Problem statement = When a line below holds the string "JSON", show that line.

Data extracted from a collection
|---|
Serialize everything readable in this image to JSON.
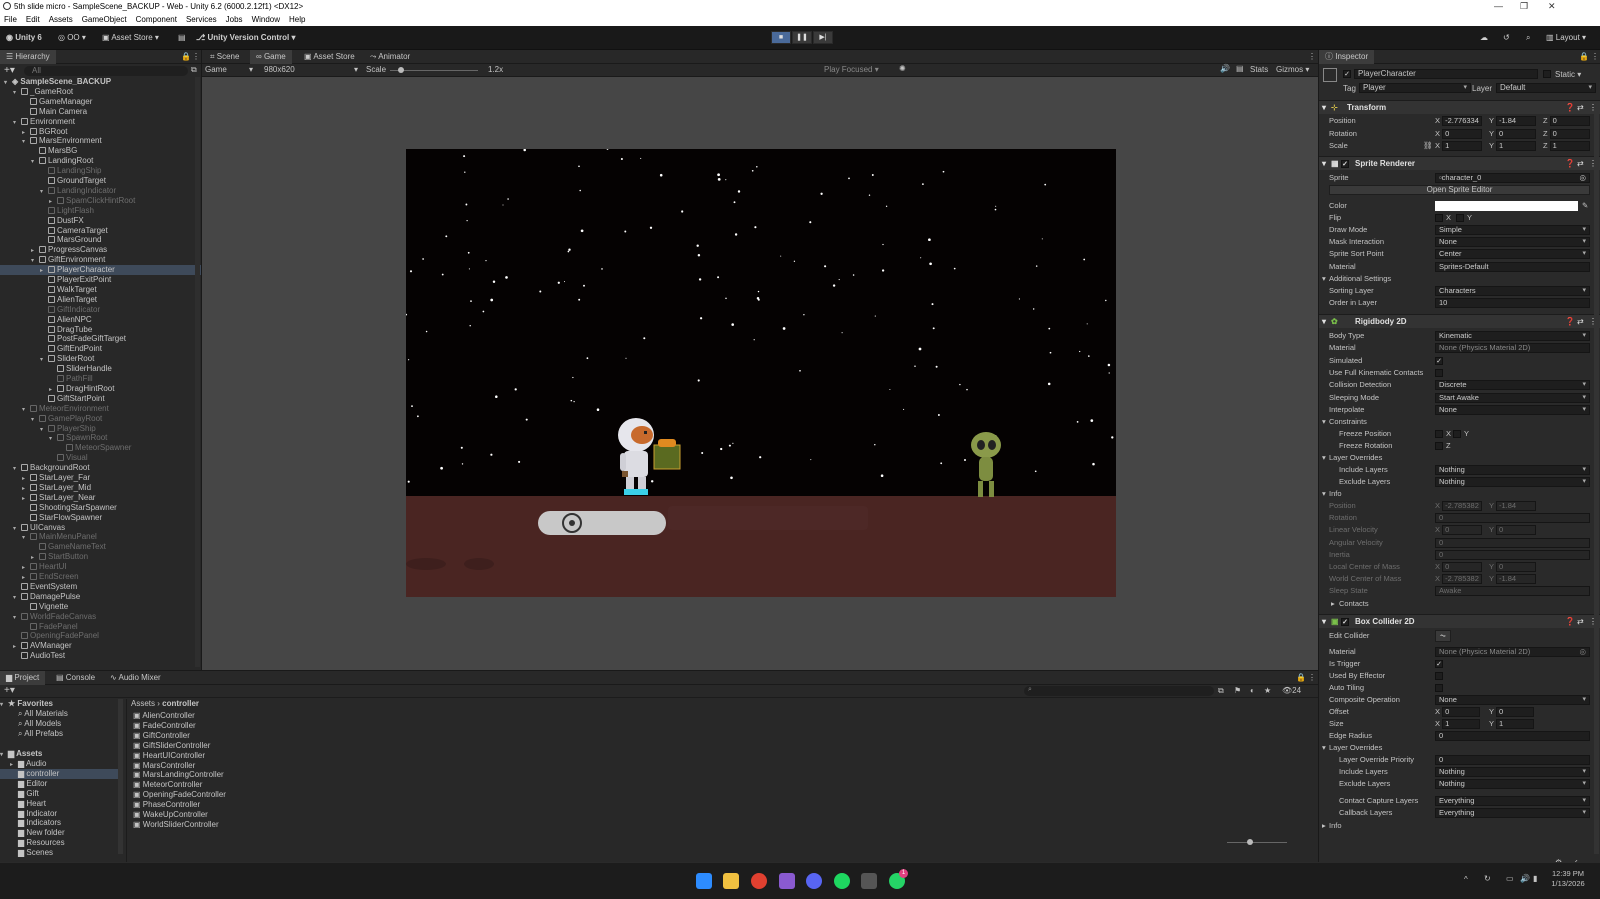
{
  "window": {
    "title": "5th slide micro - SampleScene_BACKUP - Web - Unity 6.2 (6000.2.12f1) <DX12>"
  },
  "menu": [
    "File",
    "Edit",
    "Assets",
    "GameObject",
    "Component",
    "Services",
    "Jobs",
    "Window",
    "Help"
  ],
  "toolbar": {
    "account": "Unity 6",
    "cloud_label": "OO",
    "asset_store": "Asset Store",
    "vcs": "Unity Version Control",
    "layout": "Layout"
  },
  "hierarchy": {
    "tab": "Hierarchy",
    "search_placeholder": "All",
    "rows": [
      {
        "label": "SampleScene_BACKUP",
        "depth": 0,
        "dim": false,
        "sel": false,
        "exp": "▾"
      },
      {
        "label": "_GameRoot",
        "depth": 1,
        "dim": false,
        "sel": false,
        "exp": "▾"
      },
      {
        "label": "GameManager",
        "depth": 2,
        "dim": false,
        "sel": false,
        "exp": ""
      },
      {
        "label": "Main Camera",
        "depth": 2,
        "dim": false,
        "sel": false,
        "exp": ""
      },
      {
        "label": "Environment",
        "depth": 1,
        "dim": false,
        "sel": false,
        "exp": "▾"
      },
      {
        "label": "BGRoot",
        "depth": 2,
        "dim": false,
        "sel": false,
        "exp": "▸"
      },
      {
        "label": "MarsEnvironment",
        "depth": 2,
        "dim": false,
        "sel": false,
        "exp": "▾"
      },
      {
        "label": "MarsBG",
        "depth": 3,
        "dim": false,
        "sel": false,
        "exp": ""
      },
      {
        "label": "LandingRoot",
        "depth": 3,
        "dim": false,
        "sel": false,
        "exp": "▾"
      },
      {
        "label": "LandingShip",
        "depth": 4,
        "dim": true,
        "sel": false,
        "exp": ""
      },
      {
        "label": "GroundTarget",
        "depth": 4,
        "dim": false,
        "sel": false,
        "exp": ""
      },
      {
        "label": "LandingIndicator",
        "depth": 4,
        "dim": true,
        "sel": false,
        "exp": "▾"
      },
      {
        "label": "SpamClickHintRoot",
        "depth": 5,
        "dim": true,
        "sel": false,
        "exp": "▸"
      },
      {
        "label": "LightFlash",
        "depth": 4,
        "dim": true,
        "sel": false,
        "exp": ""
      },
      {
        "label": "DustFX",
        "depth": 4,
        "dim": false,
        "sel": false,
        "exp": ""
      },
      {
        "label": "CameraTarget",
        "depth": 4,
        "dim": false,
        "sel": false,
        "exp": ""
      },
      {
        "label": "MarsGround",
        "depth": 4,
        "dim": false,
        "sel": false,
        "exp": ""
      },
      {
        "label": "ProgressCanvas",
        "depth": 3,
        "dim": false,
        "sel": false,
        "exp": "▸"
      },
      {
        "label": "GiftEnvironment",
        "depth": 3,
        "dim": false,
        "sel": false,
        "exp": "▾"
      },
      {
        "label": "PlayerCharacter",
        "depth": 4,
        "dim": false,
        "sel": true,
        "exp": "▸"
      },
      {
        "label": "PlayerExitPoint",
        "depth": 4,
        "dim": false,
        "sel": false,
        "exp": ""
      },
      {
        "label": "WalkTarget",
        "depth": 4,
        "dim": false,
        "sel": false,
        "exp": ""
      },
      {
        "label": "AlienTarget",
        "depth": 4,
        "dim": false,
        "sel": false,
        "exp": ""
      },
      {
        "label": "GiftIndicator",
        "depth": 4,
        "dim": true,
        "sel": false,
        "exp": ""
      },
      {
        "label": "AlienNPC",
        "depth": 4,
        "dim": false,
        "sel": false,
        "exp": ""
      },
      {
        "label": "DragTube",
        "depth": 4,
        "dim": false,
        "sel": false,
        "exp": ""
      },
      {
        "label": "PostFadeGiftTarget",
        "depth": 4,
        "dim": false,
        "sel": false,
        "exp": ""
      },
      {
        "label": "GiftEndPoint",
        "depth": 4,
        "dim": false,
        "sel": false,
        "exp": ""
      },
      {
        "label": "SliderRoot",
        "depth": 4,
        "dim": false,
        "sel": false,
        "exp": "▾"
      },
      {
        "label": "SliderHandle",
        "depth": 5,
        "dim": false,
        "sel": false,
        "exp": ""
      },
      {
        "label": "PathFill",
        "depth": 5,
        "dim": true,
        "sel": false,
        "exp": ""
      },
      {
        "label": "DragHintRoot",
        "depth": 5,
        "dim": false,
        "sel": false,
        "exp": "▸"
      },
      {
        "label": "GiftStartPoint",
        "depth": 4,
        "dim": false,
        "sel": false,
        "exp": ""
      },
      {
        "label": "MeteorEnvironment",
        "depth": 2,
        "dim": true,
        "sel": false,
        "exp": "▾"
      },
      {
        "label": "GamePlayRoot",
        "depth": 3,
        "dim": true,
        "sel": false,
        "exp": "▾"
      },
      {
        "label": "PlayerShip",
        "depth": 4,
        "dim": true,
        "sel": false,
        "exp": "▾"
      },
      {
        "label": "SpawnRoot",
        "depth": 5,
        "dim": true,
        "sel": false,
        "exp": "▾"
      },
      {
        "label": "MeteorSpawner",
        "depth": 6,
        "dim": true,
        "sel": false,
        "exp": ""
      },
      {
        "label": "Visual",
        "depth": 5,
        "dim": true,
        "sel": false,
        "exp": ""
      },
      {
        "label": "BackgroundRoot",
        "depth": 1,
        "dim": false,
        "sel": false,
        "exp": "▾"
      },
      {
        "label": "StarLayer_Far",
        "depth": 2,
        "dim": false,
        "sel": false,
        "exp": "▸"
      },
      {
        "label": "StarLayer_Mid",
        "depth": 2,
        "dim": false,
        "sel": false,
        "exp": "▸"
      },
      {
        "label": "StarLayer_Near",
        "depth": 2,
        "dim": false,
        "sel": false,
        "exp": "▸"
      },
      {
        "label": "ShootingStarSpawner",
        "depth": 2,
        "dim": false,
        "sel": false,
        "exp": ""
      },
      {
        "label": "StarFlowSpawner",
        "depth": 2,
        "dim": false,
        "sel": false,
        "exp": ""
      },
      {
        "label": "UICanvas",
        "depth": 1,
        "dim": false,
        "sel": false,
        "exp": "▾"
      },
      {
        "label": "MainMenuPanel",
        "depth": 2,
        "dim": true,
        "sel": false,
        "exp": "▾"
      },
      {
        "label": "GameNameText",
        "depth": 3,
        "dim": true,
        "sel": false,
        "exp": ""
      },
      {
        "label": "StartButton",
        "depth": 3,
        "dim": true,
        "sel": false,
        "exp": "▸"
      },
      {
        "label": "HeartUI",
        "depth": 2,
        "dim": true,
        "sel": false,
        "exp": "▸"
      },
      {
        "label": "EndScreen",
        "depth": 2,
        "dim": true,
        "sel": false,
        "exp": "▸"
      },
      {
        "label": "EventSystem",
        "depth": 1,
        "dim": false,
        "sel": false,
        "exp": ""
      },
      {
        "label": "DamagePulse",
        "depth": 1,
        "dim": false,
        "sel": false,
        "exp": "▾"
      },
      {
        "label": "Vignette",
        "depth": 2,
        "dim": false,
        "sel": false,
        "exp": ""
      },
      {
        "label": "WorldFadeCanvas",
        "depth": 1,
        "dim": true,
        "sel": false,
        "exp": "▾"
      },
      {
        "label": "FadePanel",
        "depth": 2,
        "dim": true,
        "sel": false,
        "exp": ""
      },
      {
        "label": "OpeningFadePanel",
        "depth": 1,
        "dim": true,
        "sel": false,
        "exp": ""
      },
      {
        "label": "AVManager",
        "depth": 1,
        "dim": false,
        "sel": false,
        "exp": "▸"
      },
      {
        "label": "AudioTest",
        "depth": 1,
        "dim": false,
        "sel": false,
        "exp": ""
      }
    ]
  },
  "center": {
    "tabs": [
      "Scene",
      "Game",
      "Asset Store",
      "Animator"
    ],
    "display": "Game",
    "resolution": "980x620",
    "scale_label": "Scale",
    "scale_value": "1.2x",
    "play_focused": "Play Focused",
    "stats": "Stats",
    "gizmos": "Gizmos"
  },
  "inspector": {
    "tab": "Inspector",
    "object_name": "PlayerCharacter",
    "static_label": "Static",
    "tag_label": "Tag",
    "tag": "Player",
    "layer_label": "Layer",
    "layer": "Default",
    "transform": {
      "title": "Transform",
      "rows": [
        {
          "label": "Position",
          "x": "-2.776334",
          "y": "-1.84",
          "z": "0"
        },
        {
          "label": "Rotation",
          "x": "0",
          "y": "0",
          "z": "0"
        },
        {
          "label": "Scale",
          "x": "1",
          "y": "1",
          "z": "1"
        }
      ]
    },
    "sprite_renderer": {
      "title": "Sprite Renderer",
      "sprite_label": "Sprite",
      "sprite": "character_0",
      "open_editor": "Open Sprite Editor",
      "color_label": "Color",
      "color": "#ffffff",
      "flip_label": "Flip",
      "flip_x": "X",
      "flip_y": "Y",
      "rows": [
        {
          "label": "Draw Mode",
          "value": "Simple"
        },
        {
          "label": "Mask Interaction",
          "value": "None"
        },
        {
          "label": "Sprite Sort Point",
          "value": "Center"
        },
        {
          "label": "Material",
          "value": "Sprites-Default"
        }
      ],
      "additional": "Additional Settings",
      "rows2": [
        {
          "label": "Sorting Layer",
          "value": "Characters"
        },
        {
          "label": "Order in Layer",
          "value": "10"
        }
      ]
    },
    "rigidbody": {
      "title": "Rigidbody 2D",
      "rows": [
        {
          "label": "Body Type",
          "value": "Kinematic",
          "kind": "dd"
        },
        {
          "label": "Material",
          "value": "None (Physics Material 2D)",
          "kind": "obj"
        },
        {
          "label": "Simulated",
          "value": "✓",
          "kind": "chk"
        },
        {
          "label": "Use Full Kinematic Contacts",
          "value": "",
          "kind": "chk"
        },
        {
          "label": "Collision Detection",
          "value": "Discrete",
          "kind": "dd"
        },
        {
          "label": "Sleeping Mode",
          "value": "Start Awake",
          "kind": "dd"
        },
        {
          "label": "Interpolate",
          "value": "None",
          "kind": "dd"
        }
      ],
      "constraints": "Constraints",
      "freeze_pos": "Freeze Position",
      "freeze_rot": "Freeze Rotation",
      "layer_overrides": "Layer Overrides",
      "include_layers": "Include Layers",
      "exclude_layers": "Exclude Layers",
      "nothing": "Nothing",
      "info": "Info",
      "info_rows": [
        {
          "label": "Position",
          "x": "-2.785382",
          "y": "-1.84"
        },
        {
          "label": "Rotation",
          "v": "0"
        },
        {
          "label": "Linear Velocity",
          "x": "0",
          "y": "0"
        },
        {
          "label": "Angular Velocity",
          "v": "0"
        },
        {
          "label": "Inertia",
          "v": "0"
        },
        {
          "label": "Local Center of Mass",
          "x": "0",
          "y": "0"
        },
        {
          "label": "World Center of Mass",
          "x": "-2.785382",
          "y": "-1.84"
        },
        {
          "label": "Sleep State",
          "v": "Awake"
        }
      ],
      "contacts": "Contacts"
    },
    "box_collider": {
      "title": "Box Collider 2D",
      "edit_collider": "Edit Collider",
      "material": "None (Physics Material 2D)",
      "is_trigger": "Is Trigger",
      "used_by_effector": "Used By Effector",
      "auto_tiling": "Auto Tiling",
      "composite": "Composite Operation",
      "composite_value": "None",
      "offset_label": "Offset",
      "offset_x": "0",
      "offset_y": "0",
      "size_label": "Size",
      "size_x": "1",
      "size_y": "1",
      "edge_radius": "Edge Radius",
      "edge_value": "0",
      "layer_overrides": "Layer Overrides",
      "priority": "Layer Override Priority",
      "priority_value": "0",
      "include_layers": "Include Layers",
      "exclude_layers": "Exclude Layers",
      "nothing": "Nothing",
      "contact_capture": "Contact Capture Layers",
      "callback": "Callback Layers",
      "everything": "Everything",
      "info": "Info"
    }
  },
  "project": {
    "tabs": [
      "Project",
      "Console",
      "Audio Mixer"
    ],
    "favorites": "Favorites",
    "fav_items": [
      "All Materials",
      "All Models",
      "All Prefabs"
    ],
    "assets": "Assets",
    "folders": [
      "Audio",
      "controller",
      "Editor",
      "Gift",
      "Heart",
      "Indicator",
      "Indicators",
      "New folder",
      "Resources",
      "Scenes"
    ],
    "breadcrumb_root": "Assets",
    "breadcrumb_leaf": "controller",
    "files": [
      "AlienController",
      "FadeController",
      "GiftController",
      "GiftSliderController",
      "HeartUIController",
      "MarsController",
      "MarsLandingController",
      "MeteorController",
      "OpeningFadeController",
      "PhaseController",
      "WakeUpController",
      "WorldSliderController"
    ],
    "count": "24"
  },
  "taskbar": {
    "time": "12:39 PM",
    "date": "1/13/2026",
    "notif": "1"
  }
}
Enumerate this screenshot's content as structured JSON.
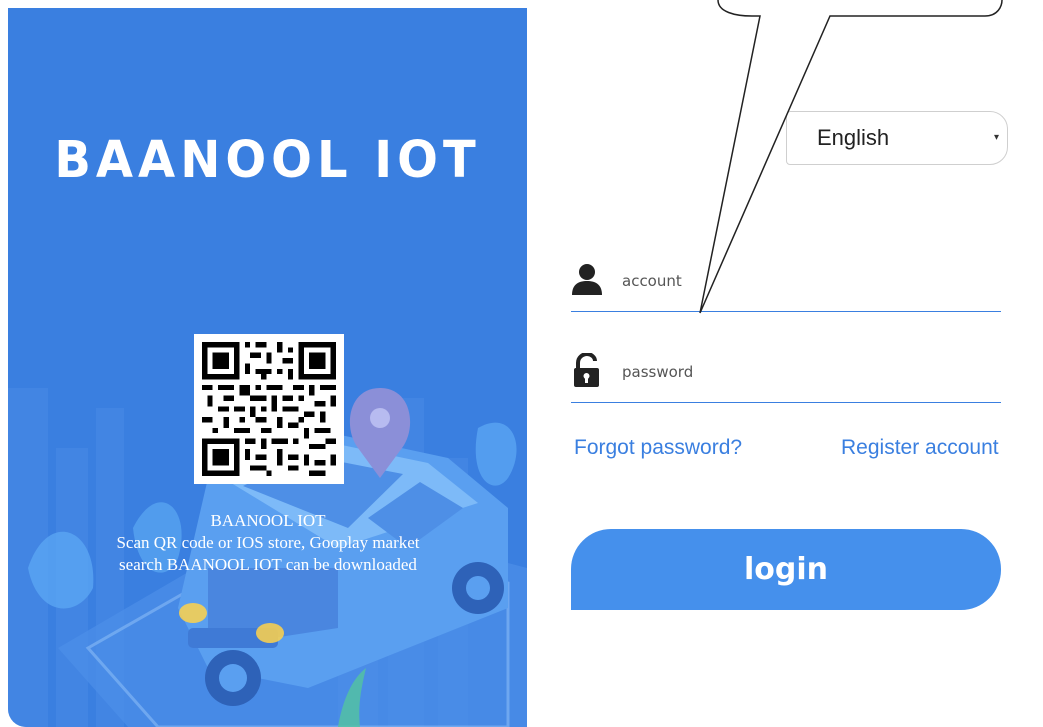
{
  "brand": {
    "title": "BAANOOL IOT"
  },
  "qr": {
    "caption_title": "BAANOOL IOT",
    "caption_line1": "Scan QR code or IOS store, Gooplay market",
    "caption_line2": "search BAANOOL IOT can be downloaded"
  },
  "language": {
    "selected": "English",
    "arrow": "▾"
  },
  "login_form": {
    "account_placeholder": "account",
    "password_placeholder": "password",
    "forgot_label": "Forgot password?",
    "register_label": "Register account",
    "login_label": "login"
  },
  "icons": {
    "account": "user-icon",
    "password": "unlock-icon",
    "language": "chevron-down-icon"
  },
  "colors": {
    "primary": "#3a7fe0",
    "button": "#4590ec",
    "panel_text": "#ffffff"
  }
}
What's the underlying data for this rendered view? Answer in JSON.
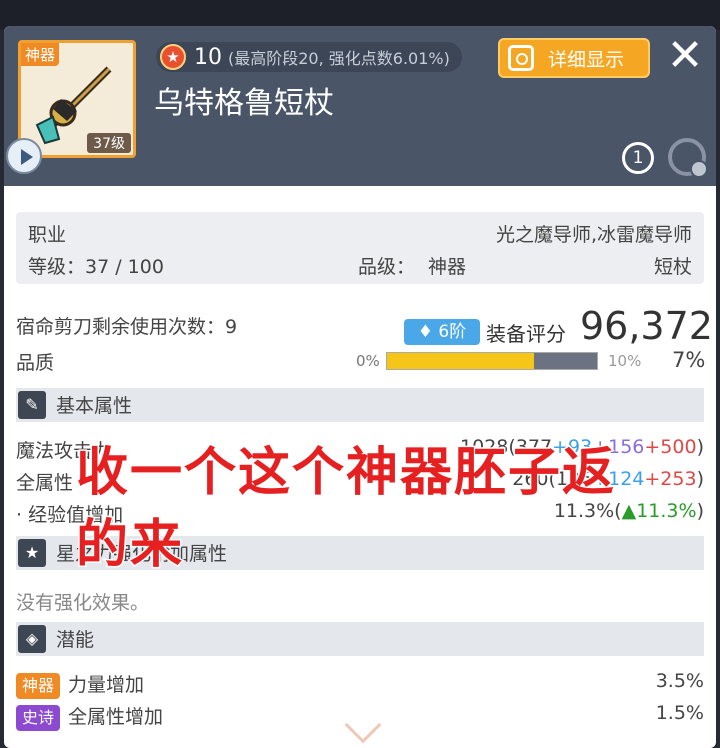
{
  "item": {
    "grade_tag": "神器",
    "level_tag": "37级",
    "star_count": "10",
    "star_note": "(最高阶段20, 强化点数6.01%)",
    "name": "乌特格鲁短杖"
  },
  "header": {
    "detail_button": "详细显示",
    "close_glyph": "✕",
    "preset_number": "1"
  },
  "info": {
    "job_label": "职业",
    "job_value": "光之魔导师,冰雷魔导师",
    "level_text": "等级：37 / 100",
    "rank_label": "品级：",
    "rank_value": "神器",
    "weapon_type": "短杖"
  },
  "scissors_text": "宿命剪刀剩余使用次数：9",
  "tier": "6阶",
  "score_label": "装备评分",
  "score_value": "96,372",
  "quality": {
    "label": "品质",
    "min": "0%",
    "max": "10%",
    "value": "7%",
    "fraction": 0.7
  },
  "sections": {
    "basic": "基本属性",
    "starforce": "星之力强化附加属性",
    "potential": "潜能"
  },
  "basic_stats": [
    {
      "name": "魔法攻击力",
      "total": "1028",
      "open": "(",
      "base": "377",
      "plus1": "+93",
      "plus2": "+156",
      "plus3": "+500",
      "close": ")"
    },
    {
      "name": "全属性",
      "total": "260",
      "open": "(",
      "base": "136",
      "plus1": "+124",
      "plus2": "",
      "plus3": "+253",
      "close": ")"
    }
  ],
  "exp_row": {
    "name": "· 经验值增加",
    "value": "11.3%(",
    "up": "▲11.3%",
    "close": ")"
  },
  "no_effect": "没有强化效果。",
  "potentials": [
    {
      "tag": "神器",
      "name": "力量增加",
      "value": "3.5%",
      "color": "#f08a24"
    },
    {
      "tag": "史诗",
      "name": "全属性增加",
      "value": "1.5%",
      "color": "#8c4ad0"
    }
  ],
  "overlay_text": {
    "line1": "收一个这个神器胚子返",
    "line2": "的来"
  },
  "colors": {
    "header_bg": "#4a5568",
    "accent_orange": "#f5a623",
    "quality_fill": "#f5c518",
    "overlay_red": "#e62020"
  }
}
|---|
Finished task =
Serialize everything readable in this image to JSON.
Enumerate this screenshot's content as structured JSON.
What's the underlying data for this rendered view? Answer in JSON.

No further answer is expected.